Work is about to start on £1.5 million of flood defences to replace a century-old structure on the North Promenade in Cleethorpes.
Nearly 12,000 tonnes of rock will be delivered from Norway for the work – each rock size being up to four tonnes in weight.
The Environment Agency has secured £1.5 million to replace the the timber breakwater at the northern end of the North Promenade, next to Wonderland.
The area was left devastated by floods in 1953, when storms battered the Lincolnshire coast, destroying 24,000 homes.
Wonderland and the promenade were left in tatters, with wooden structures turned into matchsticks by the fierce storm and the Arcadia swept away.
Work will now start on Monday, April 24, to replace the existing timber groyne with a Y-shaped groyne made from rocks.
Officials say this is the most effective shape for the tidal movements around the area and is the most cost-efficient in terms of long-term maintenance.
The new groyne will be half the length of the existing one, which will be refurbished as part of the scheme, and the work will take about 10 weeks to complete.
The groyne plays an important role in maintaining sand levels on the beach to reduce the impact of the waves on the sea walls, protecting this area of Cleethorpes from flooding.
Councillor Dave Watson, portfolio holder for the environment, said: “The 100-year-old groyne has come to the end of its natural life and is due for replacement.
“The new groyne is the most cost-efficient in terms of construction and on-going maintenance and additionally has been designed to re-establish the sand levels in this area.”

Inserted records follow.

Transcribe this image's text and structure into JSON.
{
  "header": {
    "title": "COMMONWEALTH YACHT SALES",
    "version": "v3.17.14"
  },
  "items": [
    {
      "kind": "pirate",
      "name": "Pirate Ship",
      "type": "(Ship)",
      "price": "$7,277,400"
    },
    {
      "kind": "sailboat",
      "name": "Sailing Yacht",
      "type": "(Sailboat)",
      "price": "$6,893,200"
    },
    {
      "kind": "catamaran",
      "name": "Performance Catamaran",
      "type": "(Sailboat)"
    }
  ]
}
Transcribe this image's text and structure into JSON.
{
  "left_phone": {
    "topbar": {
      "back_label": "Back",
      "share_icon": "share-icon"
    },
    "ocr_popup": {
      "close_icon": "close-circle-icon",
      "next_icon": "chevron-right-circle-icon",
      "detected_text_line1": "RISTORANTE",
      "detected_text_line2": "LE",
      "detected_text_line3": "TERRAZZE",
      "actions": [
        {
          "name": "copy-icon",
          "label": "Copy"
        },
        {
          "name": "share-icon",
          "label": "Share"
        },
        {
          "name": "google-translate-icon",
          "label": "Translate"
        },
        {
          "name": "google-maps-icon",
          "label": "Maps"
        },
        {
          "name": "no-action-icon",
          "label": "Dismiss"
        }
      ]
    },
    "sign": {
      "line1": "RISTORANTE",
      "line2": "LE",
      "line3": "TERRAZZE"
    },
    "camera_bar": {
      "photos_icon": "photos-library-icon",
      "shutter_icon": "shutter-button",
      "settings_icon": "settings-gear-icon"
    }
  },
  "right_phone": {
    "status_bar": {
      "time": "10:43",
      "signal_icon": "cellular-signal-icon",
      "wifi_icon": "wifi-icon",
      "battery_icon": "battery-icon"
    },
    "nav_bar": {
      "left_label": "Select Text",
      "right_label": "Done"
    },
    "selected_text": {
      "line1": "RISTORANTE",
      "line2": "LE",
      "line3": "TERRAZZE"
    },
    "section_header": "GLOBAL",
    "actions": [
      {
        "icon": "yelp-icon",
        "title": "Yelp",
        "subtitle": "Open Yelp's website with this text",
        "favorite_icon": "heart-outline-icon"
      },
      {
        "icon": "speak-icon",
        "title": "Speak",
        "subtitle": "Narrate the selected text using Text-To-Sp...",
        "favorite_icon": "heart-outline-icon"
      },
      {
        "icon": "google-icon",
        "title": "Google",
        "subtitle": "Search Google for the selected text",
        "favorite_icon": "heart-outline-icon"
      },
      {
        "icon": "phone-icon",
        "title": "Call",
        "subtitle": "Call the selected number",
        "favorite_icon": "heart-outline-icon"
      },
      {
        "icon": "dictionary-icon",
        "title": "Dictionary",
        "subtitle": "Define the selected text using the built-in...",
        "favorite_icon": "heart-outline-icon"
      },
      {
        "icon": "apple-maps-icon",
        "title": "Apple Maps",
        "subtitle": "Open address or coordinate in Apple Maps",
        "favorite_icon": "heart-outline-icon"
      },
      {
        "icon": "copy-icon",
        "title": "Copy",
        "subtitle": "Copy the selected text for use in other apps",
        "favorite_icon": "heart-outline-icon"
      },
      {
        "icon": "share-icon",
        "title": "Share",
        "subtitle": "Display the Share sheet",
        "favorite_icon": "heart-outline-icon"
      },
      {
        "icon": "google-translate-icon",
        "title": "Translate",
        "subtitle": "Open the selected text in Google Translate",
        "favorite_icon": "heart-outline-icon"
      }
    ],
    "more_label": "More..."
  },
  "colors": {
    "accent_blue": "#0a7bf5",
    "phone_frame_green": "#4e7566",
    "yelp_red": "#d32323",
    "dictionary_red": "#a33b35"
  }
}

The remaining groynes between Wonderland and the Pier will also be partially refurbished as part of this project, with new timbers installed to prolong the groynes’ residual life.